Several important distinction were made (again) during the event.
- Privacy versus data protection: data protection gives people control over their data and implements a form of informational self-determination that extends the mere ‘right to be left alone’.
- Social versus institutional privacy: social privacy describes how users manage their interactions with their social circle, whereas institutional privacy describes how users can control the information collection by institutions/governments. Roughly speaking, the first class is served with privacy settings in e.g. social networks, whereas the second is served with privacy enhancing technologies. The question is whether we also need to distinguish a third form (lets call that commercial privacy) that describes how people manage their privacy when engaging in transactions beyond their immediate social circle.
- Attitudes versus behaviour: people’s attitude towards behaviour is something entirely different than how they behave in practice (when confronted with a privacy sensitive choice).

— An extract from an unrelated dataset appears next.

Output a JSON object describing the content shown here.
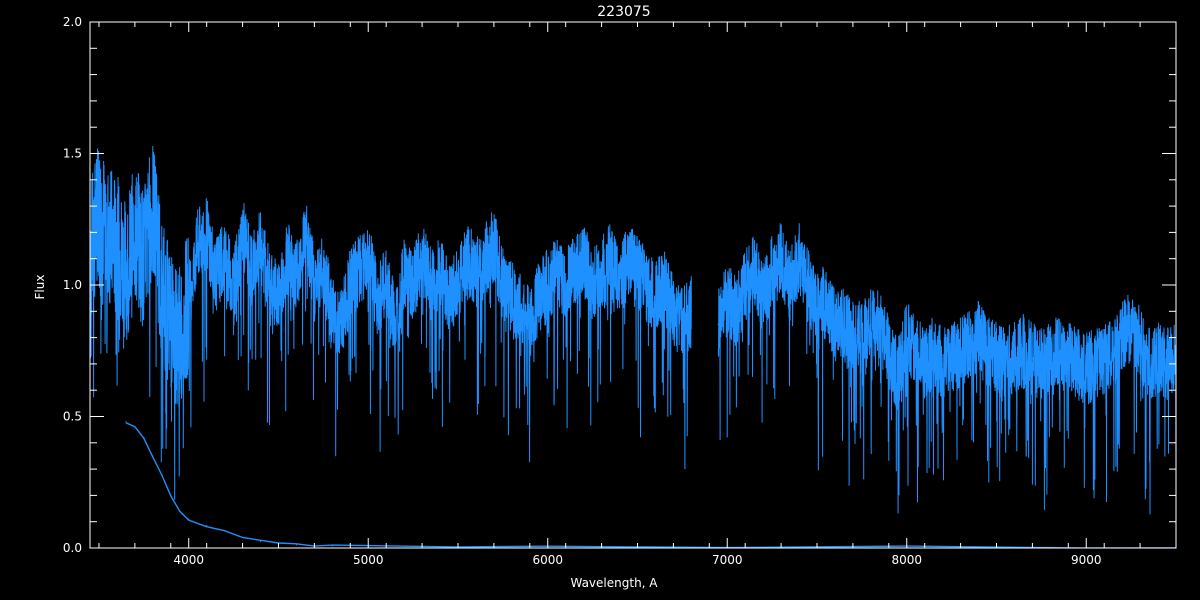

Users are focused on utility. They engage with systems to achieve a certain goal, they use systems because the functionality is useful. For example teens use Facebook to stay in touch with their peers. Their mode of communication (pull) versus the older ways (push) is important to them and will not change. Privacy enhancing technologies should take very good note of this fact of life, if they want to be actually used in practice. This is important to stress: we should create PETs that people really want and actually use. One approach is to research ways to make privacy enhancing technologies ‘socialise’. Moreover, designers should not be paternalistic.
In interesting case in point is age verification in social networking sites like Facebook. Because teens want to join Facebook at an early age, they lie about their age. Facebook makes this very easy because it is an honours based system. If Facebook would enforce the age restriction more strictly this has two consequences. First, a real need for cross border age verification would arise. Second, teens would really frustrated and be felt left out.
Many factors influence the choice people make, and the way they actually behave w.r.t. their privacy. For example users typically reveal a lot of information voluntarily, but that when forced to fill in mandatory fields, they leave the optional ones empty. Also, users rarely change the default option. I think it is an interesting avenue of psychological and human computer interaction research to investigate this further (similar to the research of Acquisti and Cranor, but then more oriented towards the psychological causes for the behaviour observed). Nudging alone (that puts the onus on the user) is not enough, however, and other measures that make privacy infringements less of an externality need to be considered. Framing privacy in terms of property rights is not very useful in that respect.
Finally, incentives pretty much determine not only how people act online, but also what options service providers offer in terms of privacy protection. The current incentive structure is not very promising unfortunately. The fact that unique identifiers are the currency of the Internet make the (business) case for invasive tracking of people and objects quite compelling. The alternatives business models explored in the third panel were not very convincing, so this may be a tough nut to crack.